Some Thoughts On: Zero Interaction

Place your bets! The welterweight championship of the month is here: Generative AI vs a Call Centre Script! – Who will win?

Well, in this case it was AI – at least according to the latest video tweet by DoNotPay CEO Joshua Browder. In it we see ChatGPT4 negotiating with a ComCast customer service rep for a discounted bill in compensation for recent outages.

It’s an interesting thing to watch.

The AI is unrelenting – starting with allusions of illegality, then like a child after a chocolate bar in a supermarket, it just keeps asking for a discount. In essence:

“Is this your address?” – “Yes, now how about that discount?”

“We value you as a customer” – “Thanks, now how about that discount?”

There’s even the ongoing threat of “I’ll take my business elsewhere.”

However, it won’t be long until we find ourselves negotiating with AI everyday as part of low-tier customer support. …Will negotiation evolve into a battle of who has the better AI function running?

It’s just another example of this trend towards zero interaction – A trend we’re all wrestling with the new norms around.

In the US, tips at self-service counters were up almost the same amount as tips at full-service restaurants – despite customers wondering who exactly they were tipping. Conversely, just yesterday while running a listening tour for a client I identified several points of unnecessary (and expensive) admin that could be easily solved through near-zero interaction. Saving many hours and dollars in a market with notably tight margins.

This, of course, leaves us with the question. What does zero interaction mean for us as change leaders? And, in a world of AI-generated emails and highly distributed workforces,

How are you keeping that sense of humanity where it matters?

Because, if COVID taught us anything, even the most introverted of us need human interaction more than we realise.

And A Quick Note: Thinking 2 Speed

Good marketing focuses on both short-term, targeted campaigns, while also building on the longer-term brand.

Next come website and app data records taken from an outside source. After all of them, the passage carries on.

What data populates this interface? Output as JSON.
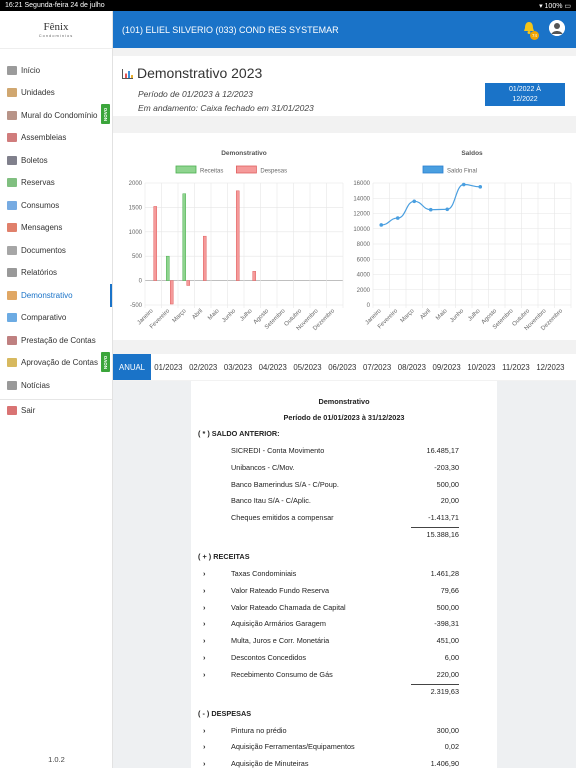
{
  "status": {
    "time": "16:21",
    "date": "Segunda-feira 24 de julho",
    "battery": "100%"
  },
  "logo": {
    "name": "Fênix",
    "sub": "Condomínios"
  },
  "sidebar": {
    "items": [
      {
        "label": "Início",
        "icon": "home-icon"
      },
      {
        "label": "Unidades",
        "icon": "user-icon"
      },
      {
        "label": "Mural do Condomínio",
        "icon": "board-icon",
        "badge": "NOVO"
      },
      {
        "label": "Assembleias",
        "icon": "people-icon"
      },
      {
        "label": "Boletos",
        "icon": "barcode-icon"
      },
      {
        "label": "Reservas",
        "icon": "calendar-icon"
      },
      {
        "label": "Consumos",
        "icon": "meter-icon"
      },
      {
        "label": "Mensagens",
        "icon": "chat-icon"
      },
      {
        "label": "Documentos",
        "icon": "document-icon"
      },
      {
        "label": "Relatórios",
        "icon": "report-icon"
      },
      {
        "label": "Demonstrativo",
        "icon": "chart-icon"
      },
      {
        "label": "Comparativo",
        "icon": "compare-icon"
      },
      {
        "label": "Prestação de Contas",
        "icon": "accounts-icon"
      },
      {
        "label": "Aprovação de Contas",
        "icon": "approval-icon",
        "badge": "NOVO"
      },
      {
        "label": "Notícias",
        "icon": "news-icon"
      },
      {
        "label": "Sair",
        "icon": "exit-icon"
      }
    ],
    "version": "1.0.2"
  },
  "header": {
    "title": "(101) ELIEL SILVERIO  (033) COND RES SYSTEMAR",
    "badge_count": "74"
  },
  "page": {
    "title": "Demonstrativo 2023",
    "period": "Período de 01/2023 à 12/2023",
    "status": "Em andamento: Caixa fechado em 31/01/2023",
    "date_button_line1": "01/2022 À",
    "date_button_line2": "12/2022"
  },
  "chart_data": [
    {
      "type": "bar",
      "title": "Demonstrativo",
      "categories": [
        "Janeiro",
        "Fevereiro",
        "Março",
        "Abril",
        "Maio",
        "Junho",
        "Julho",
        "Agosto",
        "Setembro",
        "Outubro",
        "Novembro",
        "Dezembro"
      ],
      "series": [
        {
          "name": "Receitas",
          "color": "#8fd48f",
          "values": [
            0,
            500,
            1780,
            0,
            0,
            0,
            0,
            0,
            0,
            0,
            0,
            0
          ]
        },
        {
          "name": "Despesas",
          "color": "#f59a9a",
          "values": [
            1520,
            -480,
            -100,
            910,
            0,
            1840,
            190,
            0,
            0,
            0,
            0,
            0
          ]
        }
      ],
      "ylim": [
        -500,
        2000
      ],
      "yticks": [
        -500,
        0,
        500,
        1000,
        1500,
        2000
      ],
      "legend": "top"
    },
    {
      "type": "line",
      "title": "Saldos",
      "categories": [
        "Janeiro",
        "Fevereiro",
        "Março",
        "Abril",
        "Maio",
        "Junho",
        "Julho",
        "Agosto",
        "Setembro",
        "Outubro",
        "Novembro",
        "Dezembro"
      ],
      "series": [
        {
          "name": "Saldo Final",
          "color": "#4a9fe0",
          "values": [
            10500,
            11400,
            13600,
            12500,
            12550,
            15800,
            15500
          ]
        }
      ],
      "ylim": [
        0,
        16000
      ],
      "yticks": [
        0,
        2000,
        4000,
        6000,
        8000,
        10000,
        12000,
        14000,
        16000
      ],
      "legend": "top"
    }
  ],
  "tabs": [
    "ANUAL",
    "01/2023",
    "02/2023",
    "03/2023",
    "04/2023",
    "05/2023",
    "06/2023",
    "07/2023",
    "08/2023",
    "09/2023",
    "10/2023",
    "11/2023",
    "12/2023"
  ],
  "report": {
    "title": "Demonstrativo",
    "period": "Período de 01/01/2023 à 31/12/2023",
    "saldo_label": "( * ) SALDO ANTERIOR:",
    "saldo": [
      [
        "SICREDI - Conta Movimento",
        "16.485,17"
      ],
      [
        "Unibancos - C/Mov.",
        "-203,30"
      ],
      [
        "Banco Bamerindus S/A - C/Poup.",
        "500,00"
      ],
      [
        "Banco Itau S/A - C/Aplic.",
        "20,00"
      ],
      [
        "Cheques emitidos a compensar",
        "-1.413,71"
      ]
    ],
    "saldo_total": "15.388,16",
    "receitas_label": "( + ) RECEITAS",
    "receitas": [
      [
        "Taxas Condominiais",
        "1.461,28"
      ],
      [
        "Valor Rateado Fundo Reserva",
        "79,66"
      ],
      [
        "Valor Rateado Chamada de Capital",
        "500,00"
      ],
      [
        "Aquisição Armários Garagem",
        "-398,31"
      ],
      [
        "Multa, Juros e Corr. Monetária",
        "451,00"
      ],
      [
        "Descontos Concedidos",
        "6,00"
      ],
      [
        "Recebimento Consumo de Gás",
        "220,00"
      ]
    ],
    "receitas_total": "2.319,63",
    "despesas_label": "( - ) DESPESAS",
    "despesas": [
      [
        "Pintura no prédio",
        "300,00"
      ],
      [
        "Aquisição Ferramentas/Equipamentos",
        "0,02"
      ],
      [
        "Aquisição de Minuteiras",
        "1.406,90"
      ]
    ]
  }
}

Structured strategic change programs should do the same.

Final thoughts

I’m sitting here in the early hours of Canberra, Australia, where’s its a chilly -3°C. The oil heater is running overtime – it looks to be a cold winter this year.

So keep warm, stay human, and I’ll see you all next week.

Oh, and if you enjoyed the read, please do one thing for me – share this with just one person.